One of the common sources of misery for the characters in this novel is the guilt they feel about their interactions with Ricky, which exponentially compounds their grief. Alyssa confides in Jeremy that she was the one who told Ricky where their mother hid her gun. Her reasoning for doing so, at the time, was innocuous and unthinking: “I don’t believe in having a gun in the house without everyone knowing where it is. Just seems wrong. But you know how it makes me feel? I mean, can you imagine?” Harriet worked overtime in order to buy a laptop for Ricky as his Christmas gift, thinking it could be useful for school work and also bring him out of his shell. While the laptop did help in these areas, it also enabled him to engage in social media, which played an important part in his undoing. Corky, meanwhile, encouraged Ricky to stop being the victim of pranks at camp by getting even with his tormentors, unwittingly awakening something inside Ricky that he’d long repressed. Corky recalls what happened after Ricky played a harmless prank on his bunkmates:
I’d expected some laughter maybe. Maybe some contentment, satisfaction, smugness. But what I saw [on Ricky’s face] was menace. Like a serious power trip gone bad.

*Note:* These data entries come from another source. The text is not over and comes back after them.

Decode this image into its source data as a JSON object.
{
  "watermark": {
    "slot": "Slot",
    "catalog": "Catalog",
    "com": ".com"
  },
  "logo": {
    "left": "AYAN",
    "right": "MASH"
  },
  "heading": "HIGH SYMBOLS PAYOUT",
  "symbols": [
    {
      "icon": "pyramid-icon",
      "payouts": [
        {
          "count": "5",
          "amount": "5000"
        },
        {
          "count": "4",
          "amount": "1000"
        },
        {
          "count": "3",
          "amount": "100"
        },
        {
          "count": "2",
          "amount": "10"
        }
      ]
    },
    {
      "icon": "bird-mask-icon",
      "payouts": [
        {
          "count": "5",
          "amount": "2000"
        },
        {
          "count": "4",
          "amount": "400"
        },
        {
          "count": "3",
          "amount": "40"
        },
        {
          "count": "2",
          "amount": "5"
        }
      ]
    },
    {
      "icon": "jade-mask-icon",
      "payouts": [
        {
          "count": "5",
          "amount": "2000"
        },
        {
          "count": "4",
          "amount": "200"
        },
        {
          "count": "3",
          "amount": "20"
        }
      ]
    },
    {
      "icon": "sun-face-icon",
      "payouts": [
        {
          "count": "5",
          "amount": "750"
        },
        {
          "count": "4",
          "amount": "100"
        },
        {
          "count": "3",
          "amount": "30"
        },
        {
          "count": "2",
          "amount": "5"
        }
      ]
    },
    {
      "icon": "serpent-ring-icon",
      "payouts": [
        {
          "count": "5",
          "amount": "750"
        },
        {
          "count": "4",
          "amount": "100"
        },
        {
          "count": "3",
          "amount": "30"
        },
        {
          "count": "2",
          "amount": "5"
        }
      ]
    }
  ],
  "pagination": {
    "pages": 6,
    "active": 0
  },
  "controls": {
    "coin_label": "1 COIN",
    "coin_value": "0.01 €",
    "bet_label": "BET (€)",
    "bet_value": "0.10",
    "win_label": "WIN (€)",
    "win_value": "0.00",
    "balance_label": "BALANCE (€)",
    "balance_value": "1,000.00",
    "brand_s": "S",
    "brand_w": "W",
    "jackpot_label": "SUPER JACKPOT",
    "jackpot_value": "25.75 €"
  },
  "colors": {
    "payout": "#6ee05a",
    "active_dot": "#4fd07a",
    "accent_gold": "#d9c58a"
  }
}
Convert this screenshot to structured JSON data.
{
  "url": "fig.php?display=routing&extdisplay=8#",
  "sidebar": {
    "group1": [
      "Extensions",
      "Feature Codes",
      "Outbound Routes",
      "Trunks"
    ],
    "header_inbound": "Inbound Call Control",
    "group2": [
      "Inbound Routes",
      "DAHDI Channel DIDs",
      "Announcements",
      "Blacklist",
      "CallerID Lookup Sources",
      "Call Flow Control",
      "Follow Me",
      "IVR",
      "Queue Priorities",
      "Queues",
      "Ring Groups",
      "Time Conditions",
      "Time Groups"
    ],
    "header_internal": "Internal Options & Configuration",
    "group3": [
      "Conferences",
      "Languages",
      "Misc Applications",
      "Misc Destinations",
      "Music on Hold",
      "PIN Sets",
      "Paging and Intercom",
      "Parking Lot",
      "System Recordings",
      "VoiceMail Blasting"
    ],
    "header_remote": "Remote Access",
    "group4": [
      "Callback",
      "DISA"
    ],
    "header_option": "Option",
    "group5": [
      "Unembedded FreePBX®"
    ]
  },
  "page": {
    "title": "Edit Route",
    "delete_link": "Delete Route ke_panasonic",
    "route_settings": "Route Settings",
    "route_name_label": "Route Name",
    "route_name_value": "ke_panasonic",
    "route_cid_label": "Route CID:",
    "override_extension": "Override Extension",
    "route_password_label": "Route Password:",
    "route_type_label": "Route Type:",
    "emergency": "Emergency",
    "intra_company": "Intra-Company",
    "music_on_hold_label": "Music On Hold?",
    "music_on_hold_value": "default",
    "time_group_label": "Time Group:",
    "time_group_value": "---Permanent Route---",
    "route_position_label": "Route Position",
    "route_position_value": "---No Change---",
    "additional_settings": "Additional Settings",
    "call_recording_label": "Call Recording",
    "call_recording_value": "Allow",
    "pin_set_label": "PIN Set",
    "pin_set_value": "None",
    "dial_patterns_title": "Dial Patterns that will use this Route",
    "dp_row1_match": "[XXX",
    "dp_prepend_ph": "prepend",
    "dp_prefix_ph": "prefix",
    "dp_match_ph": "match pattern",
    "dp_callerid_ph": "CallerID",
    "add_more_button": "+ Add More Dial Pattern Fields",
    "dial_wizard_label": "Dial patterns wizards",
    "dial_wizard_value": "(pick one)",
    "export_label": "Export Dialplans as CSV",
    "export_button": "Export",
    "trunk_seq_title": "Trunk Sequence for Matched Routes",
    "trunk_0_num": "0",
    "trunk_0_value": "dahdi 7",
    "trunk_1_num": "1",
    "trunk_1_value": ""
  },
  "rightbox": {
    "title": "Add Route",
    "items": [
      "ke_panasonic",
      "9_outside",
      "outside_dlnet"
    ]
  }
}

For a second he looked like he was snarling, like some rabid animal, and his little chest was heaving up and down, up and down. I didn’t like that look one bit, so I was relieved when it turned into something like sadness […] He mouthed, Not gonna be embarrassed again. And this gave me the fucking chills.
Mattson fully inhabits the characters who come together to render Ricky’s last year of life, and he punches hard in every scene, evoking feelings of anger and regret that any teen should ever be bullied or ostracized because of his sexuality. He also manages to create a palpable aura of suspense, backtracking into the events that led to the shooting. Ultimately, however, the real tension of The Lost Prayers of Ricky Graves doesn’t come from discovering why Ricky took his classmate’s life and his own, but from learning about the desperate, aching loneliness of a young man with whom many interacted but few ever really knew.